Watching the wealth of our nation - as well as the blood and body parts of our soldiers - poured down a rat hole in Iraq is not the only thing that grieves me.
It's that we hardly notice as the world passes us by.
We are led by reactionaries who see the world is as it was in 1949, when America was the last nation standing. Or maybe as it was a century before that, during the time of the robber barons. Who knows what they really see?
Meanwhile, the Euro has surpassed the dollar in value; it's been this way almost from the day it was founded. China, which holds the paper on America, is now the world's fastest-growing economy. India's is the second-fastest.

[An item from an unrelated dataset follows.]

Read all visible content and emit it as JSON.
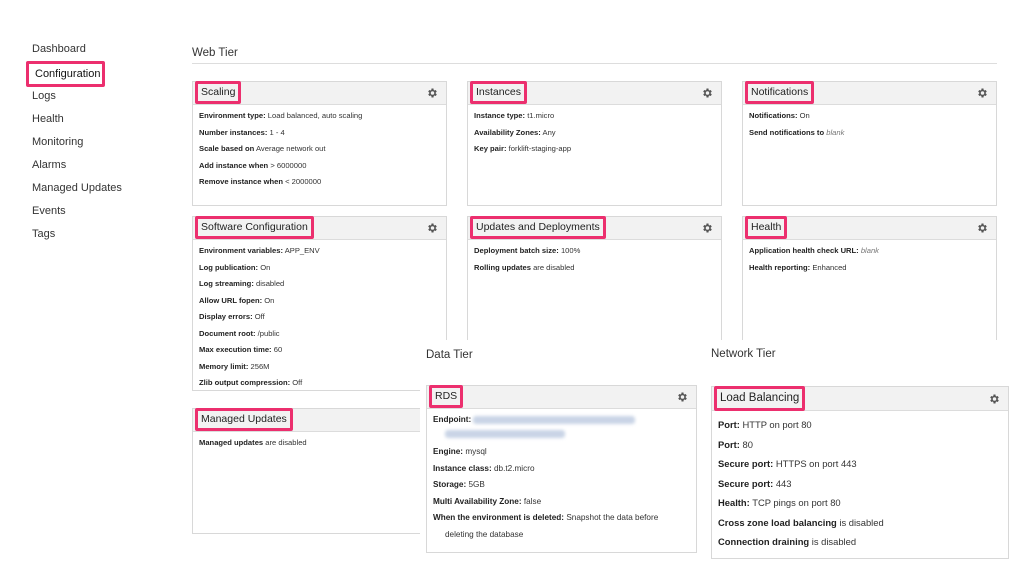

Moribund America, however, slides deeper and deeper into debt. We have no jobs. We make no things. We make no capital investments in our future. Our housing bubble, which has sustained the economy for years, is bursting as I write.
The only analogy - and I'm not the first person to make it - is that we are behaving like drug addicts and oil is our drug. We live in constant denial. We've cashed in all our assets, borrowed from everyone who will let us, robbed our parents' wallets, and now we're breaking and entering to get our daily fix.
While we head for the gutter, the future has galloped past. Last week I saw this new reality at the Saratoga Race Course.
When it comes to my love of horse racing, I may be an anachronism. Americans, as a rule, are not interested in the sport. Most daily newspapers no longer have full-time turf writers. Not even The Boston Globe and The New York Times print daily racing charts. Legendary racetracks are being turned into housing developments. Even Saratoga, Aqueduct and Belmont are up for grabs today, because the New York Racing Association is on the verge of bankruptcy.
It's not that Americans don't like to gamble. We seem to like gambling more than anything except eating and cars. We even use lotteries to fund our schools. But it's football and poker on television and the Internet and Indian casinos that are the draw.
America has had a sterling history with thoroughbred horses and world-class races. The Kentucky Derby, the Preakness and the Belmont make up the Triple Crown - America took notice when the magnificent Barbaro broke his leg in the Preakness this year. The 137th running of the Travers was held at Saratoga last Saturday. And the prestigious Breeders Cup will be held at Churchill Downs on Nov. 4.
We still have magnificent horses here. But at the Saratoga meet the Maktoun family, owners of Discreet Cat, Ashkal Way, Incriminate, Henny Hughes and the amazing Bernardini, walked away with nearly all of the stakes races. Another of their horses, Jazil, won the Belmont Stakes. When Bernadini won the Preakness, he gave the Maktouns two-thirds of the Triple Crown. And Bernardini tops the family's Breeders Cup team. Their horses have already won most of the major races in France, England and Ireland.
You might not have heard of the Maktouns. The head of the family is Sheik Mohammed bin Rashid al-Maktoum, 57, sometimes called "Sheik Mo," who rules Dubai and is the vice-president of the United Arab Emirates.
This year Dubai briefly entered America's consciousness when one of its government-owned companies tried to take over port operations in several major U.S. cities. America woke up for a moment at the thought of Arabs running its ports. Then Dubai Ports World tactfully withdrew its bid and America rolled over and slipped back into its drugged-up sleep.
In Dubai, however (pop. 240,000), no one is sleeping. Sheik Mo, a poet, statesman and passionate horseman, is presiding over a construction boom that will turn his country into the New York of the Middle East. Time Magazine, which this year included the sheik in its list of the 100 people "shaping our world," calls it "urban planning on a cosmic scale... a blossoming financial center, regional headquarters for global brands, mega shopping malls, amusement parts, a world-class airline and an airport to go with it, luxurious hotels that play host to seven million tourists annually, and the world's largest man-made islands." Add to that a world-class race track and the recent ground-braking for the world's tallest skyscraper.
The Maktouns have stables in England, America and Dubai and set a record this year by spending $16 million at auction to buy a single untried two-year-old colt.
Instead of trying to return to the lost glory days of the Ottoman Empire, the Maktouns are creating Dubai, Inc., and racing full-tilt into the future. China, India, Singapore and many other countries are doing the same. What is America doing? Squandering its money, its history, its democracy and its blood in the Middle East.
While people in other countries learn to speak two or three languages, America still has vigilantes on its borders trying to keep out anyone who doesn't speak English. Instead of welcoming the immigrants who are already here, it tries to demonize them. Artists, students and intellectuals find it difficult to get visas. They go to other, more welcoming countries instead.
Many of us have been living with pain during the past few years. We love this country, both the greatness and the promise of it. We love the way every new wave of immigrants has come here to make a better life and has made everyone else's life better as a result. But it seems that now openness and opportunity are gone.
America is becoming a moral, cultural, religious and intellectual backwater, a banana republic without a hope or a prayer of catching up to the fascinating new world which is flourishing without us.
Joyce Marcel is a freelance writer and columnist in Vermont. A collection of her columns, "A Thousand Words or Less," is available through joycemarcel.com. And write her at email@example.com.